→ THE PROBLEM: Copy every record below exactly.

(Page and application data records)
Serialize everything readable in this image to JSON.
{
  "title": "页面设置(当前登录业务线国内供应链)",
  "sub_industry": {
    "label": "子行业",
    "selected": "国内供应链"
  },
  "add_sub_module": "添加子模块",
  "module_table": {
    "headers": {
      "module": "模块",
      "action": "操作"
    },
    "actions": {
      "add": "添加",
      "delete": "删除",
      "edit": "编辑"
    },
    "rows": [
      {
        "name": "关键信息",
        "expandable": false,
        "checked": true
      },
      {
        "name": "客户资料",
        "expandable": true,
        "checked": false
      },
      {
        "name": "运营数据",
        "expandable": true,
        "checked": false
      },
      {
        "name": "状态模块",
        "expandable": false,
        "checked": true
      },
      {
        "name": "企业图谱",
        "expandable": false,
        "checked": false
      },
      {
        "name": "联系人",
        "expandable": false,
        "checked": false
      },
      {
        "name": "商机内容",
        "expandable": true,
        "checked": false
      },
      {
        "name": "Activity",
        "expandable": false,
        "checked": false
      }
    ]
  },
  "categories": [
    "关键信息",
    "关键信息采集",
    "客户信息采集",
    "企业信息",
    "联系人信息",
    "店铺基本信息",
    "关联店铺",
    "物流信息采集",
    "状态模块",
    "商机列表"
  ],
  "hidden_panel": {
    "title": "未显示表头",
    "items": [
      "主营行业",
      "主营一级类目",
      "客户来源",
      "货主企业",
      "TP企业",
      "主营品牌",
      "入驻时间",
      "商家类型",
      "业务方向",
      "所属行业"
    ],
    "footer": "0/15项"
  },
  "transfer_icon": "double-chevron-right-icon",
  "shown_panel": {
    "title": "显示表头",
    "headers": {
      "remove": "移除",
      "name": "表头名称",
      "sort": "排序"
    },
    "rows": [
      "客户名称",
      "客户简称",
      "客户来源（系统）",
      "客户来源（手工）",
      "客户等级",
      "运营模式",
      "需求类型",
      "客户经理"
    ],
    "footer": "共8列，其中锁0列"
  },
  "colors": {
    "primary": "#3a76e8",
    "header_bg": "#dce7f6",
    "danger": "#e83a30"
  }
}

→ WRITTEN REPLY:
Serialize everything readable in this image to JSON.
{
  "title": "页面设置(当前登录业务线国内供应链)",
  "sub_industry": {
    "label": "子行业",
    "selected": "国内供应链"
  },
  "add_sub_module": "添加子模块",
  "module_table": {
    "headers": {
      "module": "模块",
      "action": "操作"
    },
    "actions": {
      "add": "添加",
      "delete": "删除",
      "edit": "编辑"
    },
    "rows": [
      {
        "name": "关键信息",
        "expandable": false,
        "checked": true
      },
      {
        "name": "客户资料",
        "expandable": true,
        "checked": false
      },
      {
        "name": "运营数据",
        "expandable": true,
        "checked": false
      },
      {
        "name": "状态模块",
        "expandable": false,
        "checked": true
      },
      {
        "name": "企业图谱",
        "expandable": false,
        "checked": false
      },
      {
        "name": "联系人",
        "expandable": false,
        "checked": false
      },
      {
        "name": "商机内容",
        "expandable": true,
        "checked": false
      },
      {
        "name": "Activity",
        "expandable": false,
        "checked": false
      }
    ]
  },
  "categories": [
    "关键信息",
    "关键信息采集",
    "客户信息采集",
    "企业信息",
    "联系人信息",
    "店铺基本信息",
    "关联店铺",
    "物流信息采集",
    "状态模块",
    "商机列表"
  ],
  "hidden_panel": {
    "title": "未显示表头",
    "items": [
      "主营行业",
      "主营一级类目",
      "客户来源",
      "货主企业",
      "TP企业",
      "主营品牌",
      "入驻时间",
      "商家类型",
      "业务方向",
      "所属行业"
    ],
    "footer": "0/15项"
  },
  "transfer_icon": "double-chevron-right-icon",
  "shown_panel": {
    "title": "显示表头",
    "headers": {
      "remove": "移除",
      "name": "表头名称",
      "sort": "排序"
    },
    "rows": [
      "客户名称",
      "客户简称",
      "客户来源（系统）",
      "客户来源（手工）",
      "客户等级",
      "运营模式",
      "需求类型",
      "客户经理"
    ],
    "footer": "共8列，其中锁0列"
  },
  "colors": {
    "primary": "#3a76e8",
    "header_bg": "#dce7f6",
    "danger": "#e83a30"
  }
}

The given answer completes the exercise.